### WHAT TO PRODUCE
All of the entries should be returned without a single change.

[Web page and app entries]
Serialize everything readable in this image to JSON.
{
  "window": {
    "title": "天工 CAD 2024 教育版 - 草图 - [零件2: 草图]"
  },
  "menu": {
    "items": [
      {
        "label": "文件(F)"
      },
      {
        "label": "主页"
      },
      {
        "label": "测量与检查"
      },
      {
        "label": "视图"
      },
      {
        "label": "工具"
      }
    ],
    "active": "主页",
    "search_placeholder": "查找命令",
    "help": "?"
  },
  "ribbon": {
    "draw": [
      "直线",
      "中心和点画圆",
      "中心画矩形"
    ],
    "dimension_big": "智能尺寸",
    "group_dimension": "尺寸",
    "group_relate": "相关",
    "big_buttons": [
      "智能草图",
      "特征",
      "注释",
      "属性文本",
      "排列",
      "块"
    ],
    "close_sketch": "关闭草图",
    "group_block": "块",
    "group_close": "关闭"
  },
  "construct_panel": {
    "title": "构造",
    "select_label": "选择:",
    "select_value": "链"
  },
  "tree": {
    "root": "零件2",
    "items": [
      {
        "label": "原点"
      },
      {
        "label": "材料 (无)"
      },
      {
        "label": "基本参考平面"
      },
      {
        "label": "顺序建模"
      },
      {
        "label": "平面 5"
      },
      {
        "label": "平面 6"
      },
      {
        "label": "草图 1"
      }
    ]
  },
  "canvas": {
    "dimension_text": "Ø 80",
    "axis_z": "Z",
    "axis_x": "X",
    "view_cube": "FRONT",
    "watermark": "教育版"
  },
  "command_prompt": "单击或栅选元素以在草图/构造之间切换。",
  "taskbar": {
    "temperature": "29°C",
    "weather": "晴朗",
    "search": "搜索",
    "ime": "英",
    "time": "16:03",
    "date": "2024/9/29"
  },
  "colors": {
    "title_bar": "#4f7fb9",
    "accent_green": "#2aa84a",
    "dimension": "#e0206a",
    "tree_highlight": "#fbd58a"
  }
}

### EXPECTED ANSWER
Serialize everything readable in this image to JSON.
{
  "window": {
    "title": "天工 CAD 2024 教育版 - 草图 - [零件2: 草图]"
  },
  "menu": {
    "items": [
      {
        "label": "文件(F)"
      },
      {
        "label": "主页"
      },
      {
        "label": "测量与检查"
      },
      {
        "label": "视图"
      },
      {
        "label": "工具"
      }
    ],
    "active": "主页",
    "search_placeholder": "查找命令",
    "help": "?"
  },
  "ribbon": {
    "draw": [
      "直线",
      "中心和点画圆",
      "中心画矩形"
    ],
    "dimension_big": "智能尺寸",
    "group_dimension": "尺寸",
    "group_relate": "相关",
    "big_buttons": [
      "智能草图",
      "特征",
      "注释",
      "属性文本",
      "排列",
      "块"
    ],
    "close_sketch": "关闭草图",
    "group_block": "块",
    "group_close": "关闭"
  },
  "construct_panel": {
    "title": "构造",
    "select_label": "选择:",
    "select_value": "链"
  },
  "tree": {
    "root": "零件2",
    "items": [
      {
        "label": "原点"
      },
      {
        "label": "材料 (无)"
      },
      {
        "label": "基本参考平面"
      },
      {
        "label": "顺序建模"
      },
      {
        "label": "平面 5"
      },
      {
        "label": "平面 6"
      },
      {
        "label": "草图 1"
      }
    ]
  },
  "canvas": {
    "dimension_text": "Ø 80",
    "axis_z": "Z",
    "axis_x": "X",
    "view_cube": "FRONT",
    "watermark": "教育版"
  },
  "command_prompt": "单击或栅选元素以在草图/构造之间切换。",
  "taskbar": {
    "temperature": "29°C",
    "weather": "晴朗",
    "search": "搜索",
    "ime": "英",
    "time": "16:03",
    "date": "2024/9/29"
  },
  "colors": {
    "title_bar": "#4f7fb9",
    "accent_green": "#2aa84a",
    "dimension": "#e0206a",
    "tree_highlight": "#fbd58a"
  }
}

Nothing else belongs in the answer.